Suggested Use: 9 capsules in divided doses with meals daily!
**1 bottle 270 capsules to last 1 month!
Basleer C, Rovati L, Franchimont P. Stimulation of proteoglycan production by glucosamine sulfate in chondrocytes isolated from human osteoarthritic articular cartilage in vitro. Osteoarthritis Cartilage. 1998 Nov;6(6):427-34.
Dodge GR, Jimenez SA. Glucosamine sulfate modulates the levels of aggrecan and matrix metalloproteinase-3 synthesized by cultured human osteoarthritis articular chondrocytes. Osteoarthritis Cartilage. 2003 Jun;11(6):424-32.
Gandia P, Bour D, Maurette JM, Donazzolo Y, Duchène P, Béjot M, Houin G. A bioavailability study comparing two oral formulations containing zinc (Zn bis-glycinate vs. Zn gluconate) after a single administration to twelve healthy female volunteers. Int J Vitam Nutr Res. 2007 Jul;77(4):243-8.
McAlindon TE, Felson DT, et al. Relationship of dietary intake and serum levels of vitamin D to progression of osteoarthritis of the knee among participants in the Framingham Study. Ann Intern Med. 1996;125(5):353-359.
Pavelka K, Gatterova J, et al. Glucoseamine sulfate use and delay of progression of knee osteoarthritis. A 3-year, randomized, placebo-controlled, double-blind study. Arch Intern Med, 2002; 162:2113-23.
Prien E, Gershoff S, Magnesium Oxide-Pyridoxine Therapy for recurrent Calcium Oxalate Calculi. J. Urol. 1974:112:509-512.

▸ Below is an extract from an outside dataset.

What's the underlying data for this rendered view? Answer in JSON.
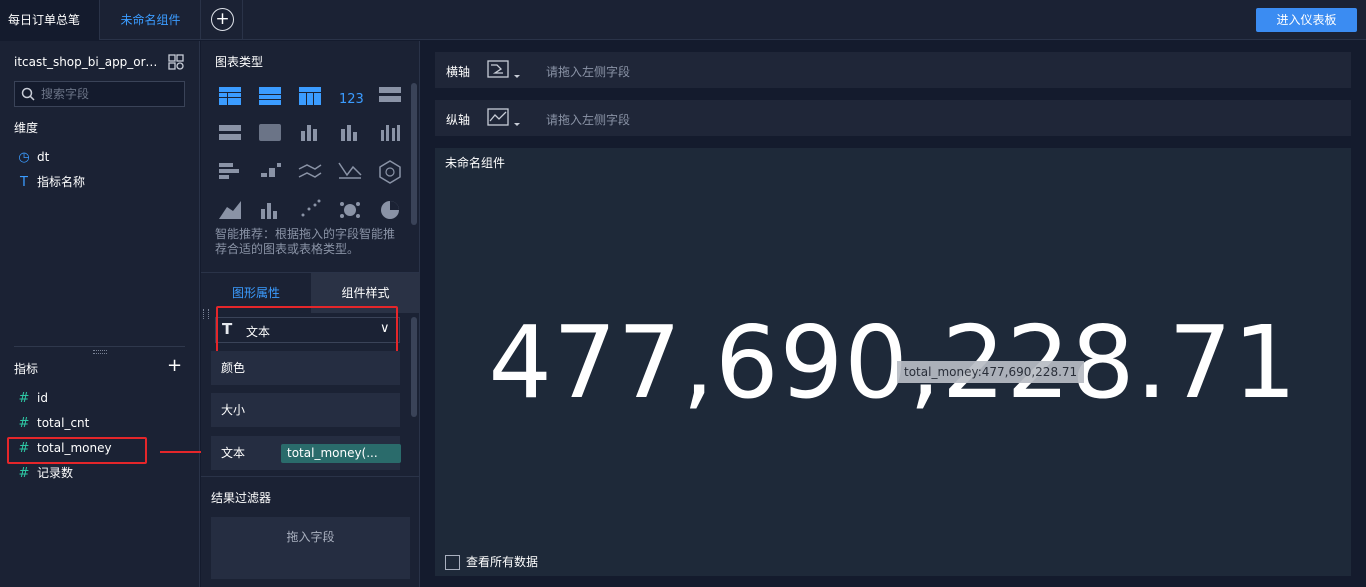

The information on this website is provided for informational purposes only and is not intended as a substitute for the advice provided by your physician or other healthcare professional. The information and products on this website are not intended to diagnose, treat, cure or prevent any disease.